### What you should do:
Only a number is wanted here: the count of lines in the data below where the string "ontstudios" occurs.
= Beginning of Section =
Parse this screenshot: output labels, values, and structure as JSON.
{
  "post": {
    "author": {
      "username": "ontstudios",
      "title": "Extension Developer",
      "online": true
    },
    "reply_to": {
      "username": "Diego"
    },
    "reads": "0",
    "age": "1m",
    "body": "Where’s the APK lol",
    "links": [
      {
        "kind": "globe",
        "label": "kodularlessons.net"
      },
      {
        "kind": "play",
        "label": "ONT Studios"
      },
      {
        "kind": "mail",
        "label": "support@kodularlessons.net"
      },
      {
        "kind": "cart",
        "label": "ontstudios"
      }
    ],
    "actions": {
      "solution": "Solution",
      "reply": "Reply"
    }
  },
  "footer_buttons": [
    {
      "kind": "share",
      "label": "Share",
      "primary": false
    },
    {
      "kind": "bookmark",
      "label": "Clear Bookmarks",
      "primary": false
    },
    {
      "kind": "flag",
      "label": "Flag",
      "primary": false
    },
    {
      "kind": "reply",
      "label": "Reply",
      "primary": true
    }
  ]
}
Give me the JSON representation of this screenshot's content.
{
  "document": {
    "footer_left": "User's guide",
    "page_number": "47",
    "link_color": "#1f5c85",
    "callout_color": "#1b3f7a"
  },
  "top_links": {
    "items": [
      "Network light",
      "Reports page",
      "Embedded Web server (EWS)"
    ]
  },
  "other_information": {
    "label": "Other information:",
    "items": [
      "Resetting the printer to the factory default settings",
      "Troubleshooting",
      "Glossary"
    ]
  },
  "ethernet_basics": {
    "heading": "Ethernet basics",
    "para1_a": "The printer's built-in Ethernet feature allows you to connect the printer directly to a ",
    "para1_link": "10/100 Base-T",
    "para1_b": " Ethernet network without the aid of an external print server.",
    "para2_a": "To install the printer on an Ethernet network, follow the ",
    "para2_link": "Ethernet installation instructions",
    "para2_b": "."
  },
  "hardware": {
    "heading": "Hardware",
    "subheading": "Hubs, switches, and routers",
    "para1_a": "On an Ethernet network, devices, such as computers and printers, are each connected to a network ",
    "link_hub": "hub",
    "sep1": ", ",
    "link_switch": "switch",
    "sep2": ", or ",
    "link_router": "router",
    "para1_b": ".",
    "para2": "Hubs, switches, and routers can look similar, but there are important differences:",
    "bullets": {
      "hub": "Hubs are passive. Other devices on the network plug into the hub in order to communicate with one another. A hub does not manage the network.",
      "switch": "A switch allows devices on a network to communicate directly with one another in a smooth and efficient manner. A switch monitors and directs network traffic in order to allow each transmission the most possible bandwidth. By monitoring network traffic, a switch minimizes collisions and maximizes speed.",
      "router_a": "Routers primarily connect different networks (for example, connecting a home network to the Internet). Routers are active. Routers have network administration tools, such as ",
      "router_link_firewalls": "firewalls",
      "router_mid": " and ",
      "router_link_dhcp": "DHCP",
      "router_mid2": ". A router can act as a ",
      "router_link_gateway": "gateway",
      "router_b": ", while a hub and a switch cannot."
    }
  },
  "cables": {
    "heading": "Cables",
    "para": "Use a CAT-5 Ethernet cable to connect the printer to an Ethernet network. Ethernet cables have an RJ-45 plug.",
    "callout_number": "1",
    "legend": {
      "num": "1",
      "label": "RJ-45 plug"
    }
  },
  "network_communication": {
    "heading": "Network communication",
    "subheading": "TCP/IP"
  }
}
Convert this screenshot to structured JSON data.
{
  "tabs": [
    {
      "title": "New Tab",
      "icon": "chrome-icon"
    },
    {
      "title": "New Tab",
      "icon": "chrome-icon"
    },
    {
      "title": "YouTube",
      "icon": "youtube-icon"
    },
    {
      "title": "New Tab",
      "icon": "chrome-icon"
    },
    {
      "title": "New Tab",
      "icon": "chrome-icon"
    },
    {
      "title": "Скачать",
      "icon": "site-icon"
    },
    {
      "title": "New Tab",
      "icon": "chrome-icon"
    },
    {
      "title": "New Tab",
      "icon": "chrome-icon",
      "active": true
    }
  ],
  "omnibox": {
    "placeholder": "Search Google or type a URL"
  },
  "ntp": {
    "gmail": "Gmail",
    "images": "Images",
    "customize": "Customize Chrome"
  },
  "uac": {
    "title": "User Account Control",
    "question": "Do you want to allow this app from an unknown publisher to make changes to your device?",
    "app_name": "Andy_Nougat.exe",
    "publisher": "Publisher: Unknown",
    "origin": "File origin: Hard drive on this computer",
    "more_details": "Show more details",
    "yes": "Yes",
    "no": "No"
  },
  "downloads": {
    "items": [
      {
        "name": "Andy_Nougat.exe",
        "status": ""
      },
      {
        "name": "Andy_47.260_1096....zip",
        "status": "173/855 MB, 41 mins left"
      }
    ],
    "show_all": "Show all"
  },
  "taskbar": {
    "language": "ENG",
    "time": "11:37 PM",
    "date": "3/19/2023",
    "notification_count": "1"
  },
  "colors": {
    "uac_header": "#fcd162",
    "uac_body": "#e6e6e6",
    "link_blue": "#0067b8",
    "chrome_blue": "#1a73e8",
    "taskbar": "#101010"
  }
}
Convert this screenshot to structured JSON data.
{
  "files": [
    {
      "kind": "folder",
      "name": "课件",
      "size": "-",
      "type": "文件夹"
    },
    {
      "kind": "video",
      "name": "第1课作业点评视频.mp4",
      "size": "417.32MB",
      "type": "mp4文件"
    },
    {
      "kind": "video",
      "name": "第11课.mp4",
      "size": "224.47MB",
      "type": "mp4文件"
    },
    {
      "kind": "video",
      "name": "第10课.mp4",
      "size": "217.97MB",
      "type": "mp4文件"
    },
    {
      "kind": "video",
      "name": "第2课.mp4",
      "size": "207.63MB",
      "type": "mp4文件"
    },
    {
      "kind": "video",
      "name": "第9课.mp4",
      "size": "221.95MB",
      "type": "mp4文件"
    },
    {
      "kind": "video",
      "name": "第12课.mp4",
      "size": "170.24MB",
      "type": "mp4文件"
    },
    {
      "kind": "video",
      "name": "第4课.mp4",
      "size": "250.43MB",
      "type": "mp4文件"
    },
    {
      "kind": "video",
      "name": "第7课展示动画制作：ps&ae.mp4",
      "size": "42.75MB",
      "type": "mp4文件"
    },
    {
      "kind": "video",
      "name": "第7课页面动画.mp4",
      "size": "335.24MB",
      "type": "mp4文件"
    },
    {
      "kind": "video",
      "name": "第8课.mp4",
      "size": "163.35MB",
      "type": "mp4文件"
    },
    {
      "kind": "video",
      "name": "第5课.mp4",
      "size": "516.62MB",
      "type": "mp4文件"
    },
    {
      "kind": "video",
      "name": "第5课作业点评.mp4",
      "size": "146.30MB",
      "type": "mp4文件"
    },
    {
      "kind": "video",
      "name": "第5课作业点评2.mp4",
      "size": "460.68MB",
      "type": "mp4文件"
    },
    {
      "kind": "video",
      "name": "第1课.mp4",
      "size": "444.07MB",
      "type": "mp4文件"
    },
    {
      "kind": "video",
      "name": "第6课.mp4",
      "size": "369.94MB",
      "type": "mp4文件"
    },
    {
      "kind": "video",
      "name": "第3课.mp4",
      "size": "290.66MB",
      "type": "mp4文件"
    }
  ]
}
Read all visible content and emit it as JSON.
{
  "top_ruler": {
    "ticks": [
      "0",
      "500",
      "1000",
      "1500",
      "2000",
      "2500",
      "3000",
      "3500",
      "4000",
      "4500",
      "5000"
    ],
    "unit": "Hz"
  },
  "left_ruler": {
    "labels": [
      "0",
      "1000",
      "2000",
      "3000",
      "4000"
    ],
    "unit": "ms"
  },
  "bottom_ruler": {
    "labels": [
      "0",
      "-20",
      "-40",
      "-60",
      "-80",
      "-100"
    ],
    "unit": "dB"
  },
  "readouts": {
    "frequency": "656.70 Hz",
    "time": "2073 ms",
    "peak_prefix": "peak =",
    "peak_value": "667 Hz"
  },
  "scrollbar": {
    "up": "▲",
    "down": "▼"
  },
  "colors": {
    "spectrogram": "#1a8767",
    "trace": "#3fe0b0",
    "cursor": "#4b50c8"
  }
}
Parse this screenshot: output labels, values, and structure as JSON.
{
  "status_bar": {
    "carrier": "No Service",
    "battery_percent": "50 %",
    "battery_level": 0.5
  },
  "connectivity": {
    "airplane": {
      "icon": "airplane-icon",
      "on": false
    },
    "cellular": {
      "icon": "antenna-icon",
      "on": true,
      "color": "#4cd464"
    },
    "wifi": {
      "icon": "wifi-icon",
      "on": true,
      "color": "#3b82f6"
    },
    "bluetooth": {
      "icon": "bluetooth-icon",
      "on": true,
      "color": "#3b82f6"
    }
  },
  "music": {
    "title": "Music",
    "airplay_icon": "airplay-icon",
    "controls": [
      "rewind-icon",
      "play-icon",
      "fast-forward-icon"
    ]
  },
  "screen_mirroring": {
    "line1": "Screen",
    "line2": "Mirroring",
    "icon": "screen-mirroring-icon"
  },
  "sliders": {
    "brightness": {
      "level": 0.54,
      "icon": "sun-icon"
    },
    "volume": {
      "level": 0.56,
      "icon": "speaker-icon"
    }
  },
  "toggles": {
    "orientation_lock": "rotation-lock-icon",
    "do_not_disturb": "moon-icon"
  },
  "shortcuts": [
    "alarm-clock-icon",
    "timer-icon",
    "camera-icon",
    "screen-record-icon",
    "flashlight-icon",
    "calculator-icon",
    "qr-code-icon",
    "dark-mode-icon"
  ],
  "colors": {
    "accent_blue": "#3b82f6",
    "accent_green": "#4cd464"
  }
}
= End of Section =
### Result:
2